By focusing on soil health practices in the least productive parts of a field, McMichen increases productivity across the field.
"We want to be as productive as the highest production part of the field, so by getting a broad picture, it helps us to know what to do to help the soil," McMichen said.
"We are big proponents of using poultry litter. Poultry litter is a hundred percent natural, and there are components in poultry litter that cannot be bought from commercial fertilizer."
McMichen generally applies two and a half tons for blanket coverage of poultry litter every year.
"By doing this, it has kept our fertility levels at an adequate state, but in studying the grid samples, we can identify the different nuances we need to finetune in the process," he said. "Accordingly, we may adjust the rate some. Remember, everything starts with the soil."
Pulling nitrogen rates back
Mead Hardwick, the second panelist, is a partner in Hardwick Planting Company along with his brother, father, and mother in Newellton, La.
"I am a fourth-generation cotton farmer in northeast Louisiana," Hardwick said. "Two big aspects of our farm are minimum tillage and cover crops. We can't quite go no-till because of the amount of rainfall we get, but we do well with minimum tillage."
Hardwick does soil testing and full variable-rate fertility to apply only what is necessary for the crop for the upcoming year. He said nutrient management has helped them to not need as much nitrogen applied as they once did.
"Where we have extensive cover crops, good water infiltration, and better organic matter, we're seeing better yields, especially in cotton as well as corn," he said. "We're constantly pulling nitrogen rates back, and we're seeing the difference more significantly in cotton than any other crop."
This year, they put down about 80-90 pounds of nitrogen to produce almost a 1,300-pound crop.
"Just in the last couple of years, we started grid sampling," Hardwick said. "We've gone full variable rate with our P and K macronutrients, and we're able to put those out in the fall. Then we reshape our beds with the cover crop, and we know those nutrients are going to still be there in the spring when we're ready to plant our crop."
Practices over products
From the panhandle of Texas, R.N. Hopper is a third-generation cotton farmer from Petersburg, Texas, which is about 40 miles northeast of Lubbock.
"We grow cotton, corn, and wheat and have utilized no-till production practices since 2006," said Hopper, the third panelist. "We rotate to bring a lot of diversity in our systems, and we utilize cover crops. For us, conservation has been its own reward, and it's led to reduced input costs and higher yields.

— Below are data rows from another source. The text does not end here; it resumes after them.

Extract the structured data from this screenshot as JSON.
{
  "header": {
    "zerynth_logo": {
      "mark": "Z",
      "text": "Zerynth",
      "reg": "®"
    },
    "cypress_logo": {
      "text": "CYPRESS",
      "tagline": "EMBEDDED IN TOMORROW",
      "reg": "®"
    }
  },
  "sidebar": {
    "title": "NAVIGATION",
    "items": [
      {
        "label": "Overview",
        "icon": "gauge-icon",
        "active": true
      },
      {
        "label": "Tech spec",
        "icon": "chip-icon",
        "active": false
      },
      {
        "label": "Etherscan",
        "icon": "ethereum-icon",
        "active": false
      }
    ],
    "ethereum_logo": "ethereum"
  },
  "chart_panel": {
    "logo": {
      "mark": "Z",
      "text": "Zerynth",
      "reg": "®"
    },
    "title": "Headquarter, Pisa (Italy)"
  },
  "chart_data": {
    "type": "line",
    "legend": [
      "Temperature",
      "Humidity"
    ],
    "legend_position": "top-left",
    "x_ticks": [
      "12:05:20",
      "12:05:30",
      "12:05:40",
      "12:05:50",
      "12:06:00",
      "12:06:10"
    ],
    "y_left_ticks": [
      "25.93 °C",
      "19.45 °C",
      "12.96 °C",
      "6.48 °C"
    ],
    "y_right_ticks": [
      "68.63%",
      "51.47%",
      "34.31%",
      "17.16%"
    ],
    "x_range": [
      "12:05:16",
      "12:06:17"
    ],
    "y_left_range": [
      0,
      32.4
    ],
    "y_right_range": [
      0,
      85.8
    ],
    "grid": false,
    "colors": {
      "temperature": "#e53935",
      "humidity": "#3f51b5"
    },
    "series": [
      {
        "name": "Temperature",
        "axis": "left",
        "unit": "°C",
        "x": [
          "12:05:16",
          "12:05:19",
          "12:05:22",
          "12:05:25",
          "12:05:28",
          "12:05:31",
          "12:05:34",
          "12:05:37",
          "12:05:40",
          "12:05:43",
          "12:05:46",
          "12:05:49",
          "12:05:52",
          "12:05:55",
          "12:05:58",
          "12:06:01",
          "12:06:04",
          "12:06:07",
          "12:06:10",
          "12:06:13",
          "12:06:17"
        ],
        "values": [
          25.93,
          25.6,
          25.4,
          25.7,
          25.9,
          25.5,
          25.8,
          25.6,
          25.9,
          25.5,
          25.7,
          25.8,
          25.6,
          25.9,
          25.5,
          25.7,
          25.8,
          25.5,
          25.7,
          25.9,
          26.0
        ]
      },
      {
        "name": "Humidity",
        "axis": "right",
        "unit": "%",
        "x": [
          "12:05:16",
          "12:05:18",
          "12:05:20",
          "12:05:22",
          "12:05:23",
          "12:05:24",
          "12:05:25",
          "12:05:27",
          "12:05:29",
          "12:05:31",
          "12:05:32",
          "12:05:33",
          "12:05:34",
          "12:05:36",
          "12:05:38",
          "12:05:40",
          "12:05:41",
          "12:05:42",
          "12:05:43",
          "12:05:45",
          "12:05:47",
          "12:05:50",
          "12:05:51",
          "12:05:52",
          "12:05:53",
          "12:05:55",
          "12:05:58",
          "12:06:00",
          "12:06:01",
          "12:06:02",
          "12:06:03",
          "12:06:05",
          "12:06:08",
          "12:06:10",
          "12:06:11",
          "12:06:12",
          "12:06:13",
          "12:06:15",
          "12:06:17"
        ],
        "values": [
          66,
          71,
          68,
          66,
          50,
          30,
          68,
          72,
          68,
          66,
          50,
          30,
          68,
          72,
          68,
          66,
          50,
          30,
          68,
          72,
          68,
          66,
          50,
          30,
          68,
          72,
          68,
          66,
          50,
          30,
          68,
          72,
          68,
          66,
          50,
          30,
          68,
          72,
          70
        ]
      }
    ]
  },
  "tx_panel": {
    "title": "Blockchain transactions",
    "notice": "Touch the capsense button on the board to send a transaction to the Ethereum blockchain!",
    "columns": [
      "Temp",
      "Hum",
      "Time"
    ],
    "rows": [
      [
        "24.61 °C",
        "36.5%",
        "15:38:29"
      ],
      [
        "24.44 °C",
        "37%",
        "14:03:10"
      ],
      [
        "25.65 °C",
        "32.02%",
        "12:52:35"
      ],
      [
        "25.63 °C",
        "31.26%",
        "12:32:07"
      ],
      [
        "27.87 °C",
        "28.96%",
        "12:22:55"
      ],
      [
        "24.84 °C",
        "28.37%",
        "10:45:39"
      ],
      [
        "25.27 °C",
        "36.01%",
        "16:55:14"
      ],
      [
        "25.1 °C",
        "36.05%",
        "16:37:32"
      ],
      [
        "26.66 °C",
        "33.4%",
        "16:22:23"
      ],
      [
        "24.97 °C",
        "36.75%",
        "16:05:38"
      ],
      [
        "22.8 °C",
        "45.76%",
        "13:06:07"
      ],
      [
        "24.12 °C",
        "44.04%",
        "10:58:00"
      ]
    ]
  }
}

It's allowed us to continually do more with less."
Hopper said there are no substitutes for good practices.
"A lot of times people tend to lean heavily on products, but products are not practices," he said. "Products are sometimes useful and sometimes helpful, but practices are what builds soil health, not products."
One of the practices that Hopper is getting started with on a large scale is pasture cropping.
"We have a field where we planted a summer dormant, winter perennial," he said. "Once it is established, we hope to be able to pasture crop that in ultra-wide row cotton to try to shift away from cover crops into more of a permaculture approach."
Hopper added to a couple of topics McMichen and Hardwick discussed.
"I liked what Nick McMichen was talking about with building up the weaker parts of the field," Hopper said. "A lot of people try to strengthen and enhance the strongest parts of the field and then pull back the resources on the weaker parts of the field.
"However, cotton is unique in that it doesn't always respond positively to inputs. I think McMichen's strategy in identifying the problem areas and lifting the production on those is a much better approach.
"As Mead Hardwick said, we're also not using near as much nitrogen as we once did. We've been on a journey to eliminate the use of nitrate fertilizers. We still use AMS among other things, such as compost and ammonium sulfate. The first nutrient a farmer typically reaches for is nitrogen, but needing more nitrogen is rarely the solution."